May 16, 2011
A friend says I should be more happy and positive. I'll try:
I'm so happy that the State of Florida is warning us against the dangers of blue-green algae. It's wonderful that health authorities advise us not to swim in the historic St. Lucie River or otherwise contact the water.
Alas, the fact that this same State of Florida is the very cause of the blue-green goo makes me not so happy.
But, still trying, I'm happy that the state promises to restore the Everglades and tame the horrendous discharges of polluted water to the estuaries.
It's wonderful that they're planning to spend billions on reservoirs and mysterious deep-injection wells.
The fact that these reservoirs and wells are mostly a generation away and may not work anyway makes me not so happy.
So much for a happy-face attempt.
How can we dare smile at a failed water management regime that cascades the coasts with unswimmable discharges simply to protect and preserve Big Sugar's reclamation schemes and subsidized profits?
The amount of water shunted off “to tide” to keep sugar's little roots from getting wet is a boggler.
We asked Dr. Mark Perry of the Florida Oceanographic Coastal Center in Stuart to tally up the east-west releases solely from Lake Okeechobee so far this year.
Five hundred billion gallons.
That's a b on your illion and is far more than many cities use combined.
The blue-green algae faucet runs wide open largely because the Everglades Agricultural Area sits on drained land that Mother Nature once stored water on.
Now, one way to lessen the discharges would be to retrieve more storage areas from the EAA. Another way would be to manage the lake level much lower (see Zone D Diet, at floridasportsman.com/confron). There are other alternatives.
But the ruinous, phosphorus-laden discharges no longer should be an alternative. We'd like the kids and grandkids to take a swim if the state wouldn't mind.
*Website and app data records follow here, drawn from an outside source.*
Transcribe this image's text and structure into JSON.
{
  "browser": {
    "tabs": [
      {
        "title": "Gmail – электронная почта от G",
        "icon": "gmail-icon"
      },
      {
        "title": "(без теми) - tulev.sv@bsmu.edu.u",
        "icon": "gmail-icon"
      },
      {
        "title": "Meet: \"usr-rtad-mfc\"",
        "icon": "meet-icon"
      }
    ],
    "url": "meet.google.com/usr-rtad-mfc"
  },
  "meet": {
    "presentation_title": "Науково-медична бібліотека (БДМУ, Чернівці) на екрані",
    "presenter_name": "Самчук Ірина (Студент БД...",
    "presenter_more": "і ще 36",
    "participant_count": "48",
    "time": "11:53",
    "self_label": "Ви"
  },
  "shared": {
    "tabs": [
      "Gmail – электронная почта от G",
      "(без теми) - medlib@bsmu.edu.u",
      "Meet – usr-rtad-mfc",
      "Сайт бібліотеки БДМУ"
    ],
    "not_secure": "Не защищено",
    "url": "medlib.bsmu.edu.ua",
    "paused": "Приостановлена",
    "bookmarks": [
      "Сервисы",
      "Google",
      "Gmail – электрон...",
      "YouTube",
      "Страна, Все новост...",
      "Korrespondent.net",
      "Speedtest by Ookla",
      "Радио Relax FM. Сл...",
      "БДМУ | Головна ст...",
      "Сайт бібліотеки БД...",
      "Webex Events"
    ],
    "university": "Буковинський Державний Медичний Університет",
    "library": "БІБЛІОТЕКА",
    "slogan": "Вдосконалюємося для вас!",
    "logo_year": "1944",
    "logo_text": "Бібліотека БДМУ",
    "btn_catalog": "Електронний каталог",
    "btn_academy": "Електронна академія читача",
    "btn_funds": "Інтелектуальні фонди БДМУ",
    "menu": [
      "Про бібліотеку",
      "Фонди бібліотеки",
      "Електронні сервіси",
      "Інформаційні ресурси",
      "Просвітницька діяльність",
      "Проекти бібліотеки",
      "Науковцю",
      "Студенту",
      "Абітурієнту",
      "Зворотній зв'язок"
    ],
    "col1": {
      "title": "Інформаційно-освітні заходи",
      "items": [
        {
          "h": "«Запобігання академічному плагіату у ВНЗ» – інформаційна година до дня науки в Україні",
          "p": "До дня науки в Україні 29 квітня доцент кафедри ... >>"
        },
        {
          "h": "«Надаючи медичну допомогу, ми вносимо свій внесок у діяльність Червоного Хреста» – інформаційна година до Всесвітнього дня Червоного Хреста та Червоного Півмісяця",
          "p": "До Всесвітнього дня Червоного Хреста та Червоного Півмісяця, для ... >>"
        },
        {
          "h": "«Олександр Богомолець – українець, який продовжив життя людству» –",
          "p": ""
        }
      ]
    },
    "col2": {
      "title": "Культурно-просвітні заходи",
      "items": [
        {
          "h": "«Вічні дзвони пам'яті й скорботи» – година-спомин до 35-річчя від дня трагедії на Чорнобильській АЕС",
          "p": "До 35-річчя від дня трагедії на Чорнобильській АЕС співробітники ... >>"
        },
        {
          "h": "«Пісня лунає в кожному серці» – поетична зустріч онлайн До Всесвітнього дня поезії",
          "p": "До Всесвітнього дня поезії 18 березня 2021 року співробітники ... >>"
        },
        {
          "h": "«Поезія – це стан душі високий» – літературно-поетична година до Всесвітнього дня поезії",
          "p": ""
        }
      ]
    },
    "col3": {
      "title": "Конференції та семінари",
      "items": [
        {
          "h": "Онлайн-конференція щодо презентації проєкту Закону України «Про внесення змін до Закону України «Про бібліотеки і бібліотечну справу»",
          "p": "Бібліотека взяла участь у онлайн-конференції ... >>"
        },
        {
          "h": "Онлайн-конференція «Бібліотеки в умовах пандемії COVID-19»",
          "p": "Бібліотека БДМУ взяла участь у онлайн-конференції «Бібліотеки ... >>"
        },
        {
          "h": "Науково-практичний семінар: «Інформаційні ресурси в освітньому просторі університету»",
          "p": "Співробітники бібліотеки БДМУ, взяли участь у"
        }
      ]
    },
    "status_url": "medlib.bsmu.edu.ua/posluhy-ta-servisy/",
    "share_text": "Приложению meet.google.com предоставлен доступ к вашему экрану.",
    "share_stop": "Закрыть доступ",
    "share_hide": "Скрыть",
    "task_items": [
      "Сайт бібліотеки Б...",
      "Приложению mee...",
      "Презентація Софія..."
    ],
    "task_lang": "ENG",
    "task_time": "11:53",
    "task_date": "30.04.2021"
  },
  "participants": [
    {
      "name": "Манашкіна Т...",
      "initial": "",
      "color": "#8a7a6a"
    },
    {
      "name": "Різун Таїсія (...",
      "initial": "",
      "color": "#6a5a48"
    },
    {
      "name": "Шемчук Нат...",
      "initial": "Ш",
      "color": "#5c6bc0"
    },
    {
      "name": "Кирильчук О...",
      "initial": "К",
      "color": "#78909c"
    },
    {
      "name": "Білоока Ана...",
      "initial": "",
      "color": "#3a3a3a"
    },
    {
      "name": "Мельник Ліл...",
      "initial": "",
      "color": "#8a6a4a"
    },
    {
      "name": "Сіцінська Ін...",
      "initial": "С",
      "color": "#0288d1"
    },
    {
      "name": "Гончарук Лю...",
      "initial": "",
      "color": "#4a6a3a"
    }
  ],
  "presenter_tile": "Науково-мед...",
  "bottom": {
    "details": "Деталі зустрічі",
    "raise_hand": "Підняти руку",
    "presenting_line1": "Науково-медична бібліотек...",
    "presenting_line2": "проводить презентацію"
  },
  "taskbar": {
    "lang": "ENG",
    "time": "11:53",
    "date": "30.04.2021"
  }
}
It may take a major lawsuit to force real change. The Martin County Rivers Coalition and a combination of other very angry folks are gearing up for battle.
We're very happy about that.